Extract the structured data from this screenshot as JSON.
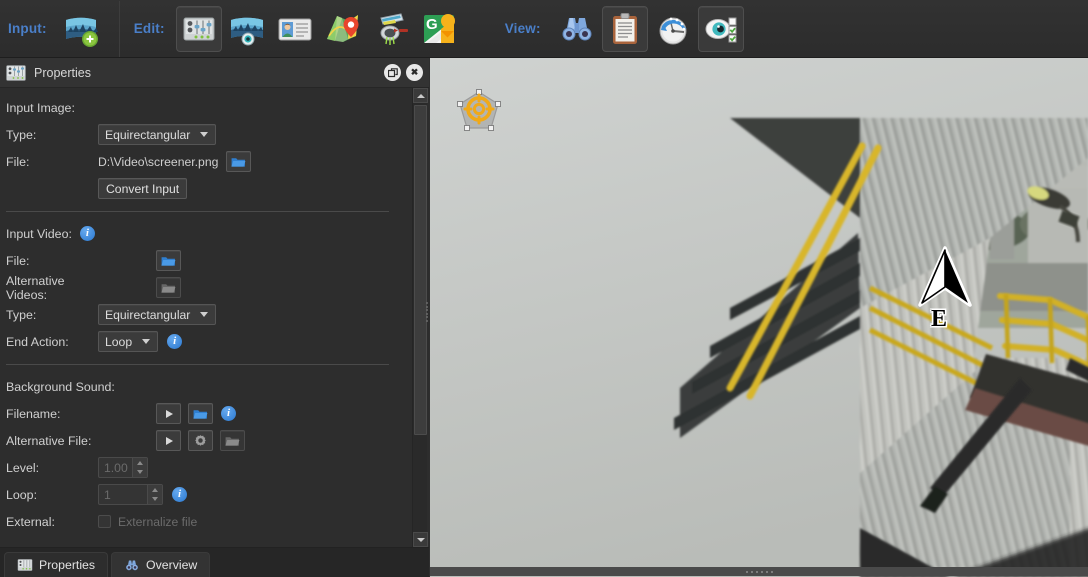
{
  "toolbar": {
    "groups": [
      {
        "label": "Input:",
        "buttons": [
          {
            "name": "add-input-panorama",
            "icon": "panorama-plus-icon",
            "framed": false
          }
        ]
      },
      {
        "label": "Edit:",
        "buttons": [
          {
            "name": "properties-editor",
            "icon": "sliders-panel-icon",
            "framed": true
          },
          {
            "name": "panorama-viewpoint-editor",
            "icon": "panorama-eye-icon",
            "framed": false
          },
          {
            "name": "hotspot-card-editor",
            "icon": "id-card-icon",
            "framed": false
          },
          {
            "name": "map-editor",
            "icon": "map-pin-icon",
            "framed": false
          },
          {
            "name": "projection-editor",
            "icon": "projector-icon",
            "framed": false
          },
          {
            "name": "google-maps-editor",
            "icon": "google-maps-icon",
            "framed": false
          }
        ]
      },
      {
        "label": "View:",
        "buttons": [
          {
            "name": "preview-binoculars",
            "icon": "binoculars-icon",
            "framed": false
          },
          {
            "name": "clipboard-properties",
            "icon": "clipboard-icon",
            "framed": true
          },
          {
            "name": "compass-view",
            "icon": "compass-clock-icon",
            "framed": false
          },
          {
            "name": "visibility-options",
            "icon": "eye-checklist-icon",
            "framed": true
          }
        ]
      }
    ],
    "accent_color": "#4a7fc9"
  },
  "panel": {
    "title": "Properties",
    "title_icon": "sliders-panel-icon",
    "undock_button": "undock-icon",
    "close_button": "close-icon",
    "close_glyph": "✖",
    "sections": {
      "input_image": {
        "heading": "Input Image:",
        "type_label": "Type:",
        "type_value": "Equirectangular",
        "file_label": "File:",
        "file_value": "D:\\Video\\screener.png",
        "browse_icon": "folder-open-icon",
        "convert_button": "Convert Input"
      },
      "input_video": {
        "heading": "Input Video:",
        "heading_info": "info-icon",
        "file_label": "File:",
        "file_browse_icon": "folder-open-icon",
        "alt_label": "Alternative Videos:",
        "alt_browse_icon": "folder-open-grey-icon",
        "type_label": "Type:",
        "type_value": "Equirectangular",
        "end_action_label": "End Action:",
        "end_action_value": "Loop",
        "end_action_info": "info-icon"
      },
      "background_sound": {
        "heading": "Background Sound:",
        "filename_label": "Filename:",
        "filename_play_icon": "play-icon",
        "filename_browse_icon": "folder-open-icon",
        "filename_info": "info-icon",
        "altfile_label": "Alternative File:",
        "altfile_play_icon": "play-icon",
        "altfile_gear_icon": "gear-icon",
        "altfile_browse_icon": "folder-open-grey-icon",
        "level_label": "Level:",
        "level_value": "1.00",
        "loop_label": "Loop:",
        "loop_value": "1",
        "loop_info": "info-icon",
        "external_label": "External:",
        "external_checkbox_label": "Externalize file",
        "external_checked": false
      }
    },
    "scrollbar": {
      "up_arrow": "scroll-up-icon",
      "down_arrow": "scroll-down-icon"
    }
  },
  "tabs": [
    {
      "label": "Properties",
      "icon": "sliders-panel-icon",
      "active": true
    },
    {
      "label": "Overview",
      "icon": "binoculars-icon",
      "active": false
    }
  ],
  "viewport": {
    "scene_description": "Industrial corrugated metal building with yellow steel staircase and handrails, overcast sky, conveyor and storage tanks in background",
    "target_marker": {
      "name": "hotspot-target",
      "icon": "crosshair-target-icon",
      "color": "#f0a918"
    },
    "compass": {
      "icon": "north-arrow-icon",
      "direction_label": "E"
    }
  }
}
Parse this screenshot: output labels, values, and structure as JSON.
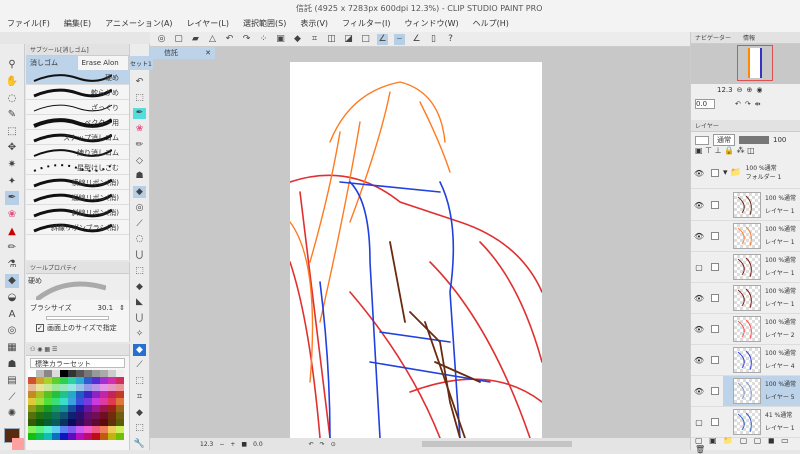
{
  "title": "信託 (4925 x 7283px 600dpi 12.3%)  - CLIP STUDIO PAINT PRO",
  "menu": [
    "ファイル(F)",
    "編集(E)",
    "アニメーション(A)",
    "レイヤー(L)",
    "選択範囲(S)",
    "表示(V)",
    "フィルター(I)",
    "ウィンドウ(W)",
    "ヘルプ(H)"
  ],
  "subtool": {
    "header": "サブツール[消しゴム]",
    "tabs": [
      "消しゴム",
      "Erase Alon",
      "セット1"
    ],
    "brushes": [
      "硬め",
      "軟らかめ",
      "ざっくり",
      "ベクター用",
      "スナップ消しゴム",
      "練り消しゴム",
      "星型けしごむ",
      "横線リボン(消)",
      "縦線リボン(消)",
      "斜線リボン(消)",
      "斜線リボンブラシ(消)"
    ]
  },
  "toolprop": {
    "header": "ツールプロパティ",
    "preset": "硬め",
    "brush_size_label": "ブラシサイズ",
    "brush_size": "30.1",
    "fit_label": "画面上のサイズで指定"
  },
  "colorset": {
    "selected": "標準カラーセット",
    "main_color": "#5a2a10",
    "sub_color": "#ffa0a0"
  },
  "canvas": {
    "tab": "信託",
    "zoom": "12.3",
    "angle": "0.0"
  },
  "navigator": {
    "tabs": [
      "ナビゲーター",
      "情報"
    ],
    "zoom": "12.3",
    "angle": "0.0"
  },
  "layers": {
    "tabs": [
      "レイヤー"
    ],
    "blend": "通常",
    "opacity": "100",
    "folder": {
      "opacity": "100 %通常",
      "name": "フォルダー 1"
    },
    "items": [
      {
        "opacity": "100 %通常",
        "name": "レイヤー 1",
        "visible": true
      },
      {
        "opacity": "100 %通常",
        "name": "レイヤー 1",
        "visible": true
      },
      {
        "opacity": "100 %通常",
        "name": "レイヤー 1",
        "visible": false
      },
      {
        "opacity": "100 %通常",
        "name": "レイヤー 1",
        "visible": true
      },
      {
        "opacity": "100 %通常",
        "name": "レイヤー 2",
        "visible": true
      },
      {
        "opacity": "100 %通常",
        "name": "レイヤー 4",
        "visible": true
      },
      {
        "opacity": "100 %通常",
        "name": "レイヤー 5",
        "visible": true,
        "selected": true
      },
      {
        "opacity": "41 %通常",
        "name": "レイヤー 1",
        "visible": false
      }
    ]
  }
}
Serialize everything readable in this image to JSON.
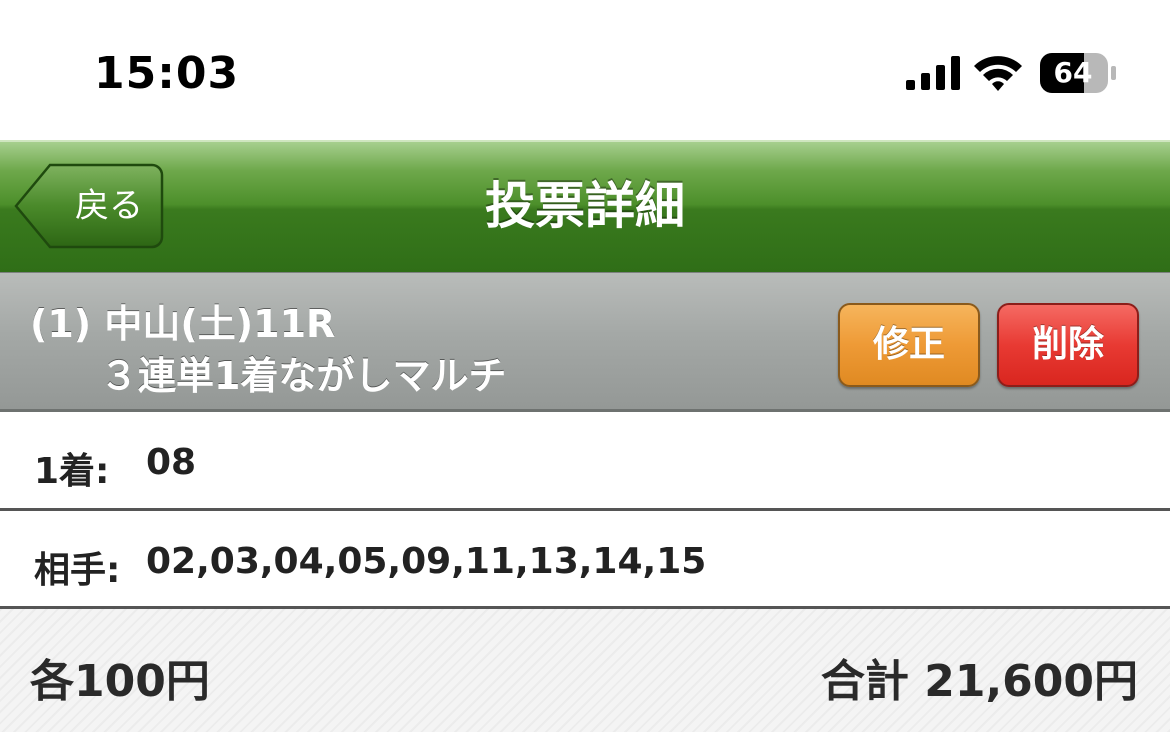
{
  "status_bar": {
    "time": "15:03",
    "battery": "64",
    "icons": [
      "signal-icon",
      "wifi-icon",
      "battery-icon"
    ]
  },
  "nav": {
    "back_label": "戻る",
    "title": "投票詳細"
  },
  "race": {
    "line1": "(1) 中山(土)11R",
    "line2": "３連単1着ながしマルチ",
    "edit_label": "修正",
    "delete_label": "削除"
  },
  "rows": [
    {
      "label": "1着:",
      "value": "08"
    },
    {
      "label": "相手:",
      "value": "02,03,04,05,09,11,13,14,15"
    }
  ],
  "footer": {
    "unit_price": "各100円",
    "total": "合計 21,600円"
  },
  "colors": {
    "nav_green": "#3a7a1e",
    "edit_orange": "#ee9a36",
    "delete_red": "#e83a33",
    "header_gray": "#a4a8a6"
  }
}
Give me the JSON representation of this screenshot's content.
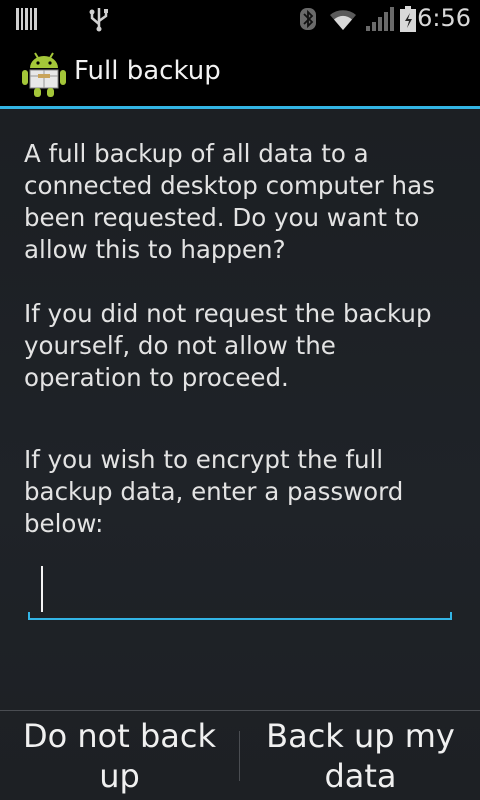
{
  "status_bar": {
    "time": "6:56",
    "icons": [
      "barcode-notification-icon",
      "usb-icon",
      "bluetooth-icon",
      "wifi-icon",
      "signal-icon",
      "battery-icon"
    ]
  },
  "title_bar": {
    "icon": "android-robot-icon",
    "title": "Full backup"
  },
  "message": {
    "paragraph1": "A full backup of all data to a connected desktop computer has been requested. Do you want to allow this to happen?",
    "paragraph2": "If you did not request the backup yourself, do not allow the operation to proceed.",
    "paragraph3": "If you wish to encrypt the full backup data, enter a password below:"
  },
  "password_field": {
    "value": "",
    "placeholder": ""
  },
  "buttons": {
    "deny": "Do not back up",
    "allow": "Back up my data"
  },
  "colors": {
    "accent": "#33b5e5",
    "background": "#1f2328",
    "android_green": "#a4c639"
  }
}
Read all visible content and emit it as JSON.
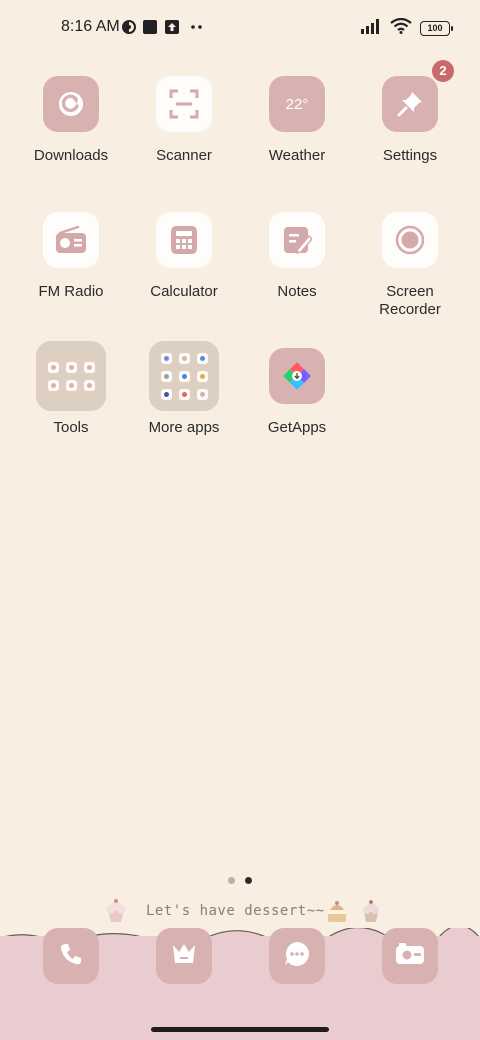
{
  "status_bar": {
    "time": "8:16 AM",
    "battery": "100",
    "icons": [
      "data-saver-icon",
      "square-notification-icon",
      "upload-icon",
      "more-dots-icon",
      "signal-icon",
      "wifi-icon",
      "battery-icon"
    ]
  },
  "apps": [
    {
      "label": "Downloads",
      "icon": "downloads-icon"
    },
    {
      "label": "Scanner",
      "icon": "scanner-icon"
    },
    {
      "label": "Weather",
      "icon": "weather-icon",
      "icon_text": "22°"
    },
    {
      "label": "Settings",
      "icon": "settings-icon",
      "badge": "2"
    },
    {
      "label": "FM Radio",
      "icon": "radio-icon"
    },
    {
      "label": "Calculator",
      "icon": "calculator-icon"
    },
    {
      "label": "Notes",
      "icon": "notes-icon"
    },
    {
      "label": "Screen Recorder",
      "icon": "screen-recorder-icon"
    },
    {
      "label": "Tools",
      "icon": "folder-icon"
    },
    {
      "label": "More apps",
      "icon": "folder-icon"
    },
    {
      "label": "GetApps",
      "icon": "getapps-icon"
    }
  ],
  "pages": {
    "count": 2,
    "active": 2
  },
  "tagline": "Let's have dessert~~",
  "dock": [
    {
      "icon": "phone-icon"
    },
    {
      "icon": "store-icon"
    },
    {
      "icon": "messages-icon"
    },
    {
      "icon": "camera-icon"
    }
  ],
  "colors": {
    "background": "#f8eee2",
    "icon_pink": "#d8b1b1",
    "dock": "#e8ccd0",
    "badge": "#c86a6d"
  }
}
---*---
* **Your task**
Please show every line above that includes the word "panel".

* **Your solution**
            "icon": "sliders-panel-icon",
  "panel": {
    "title_icon": "sliders-panel-icon",
      "icon": "sliders-panel-icon",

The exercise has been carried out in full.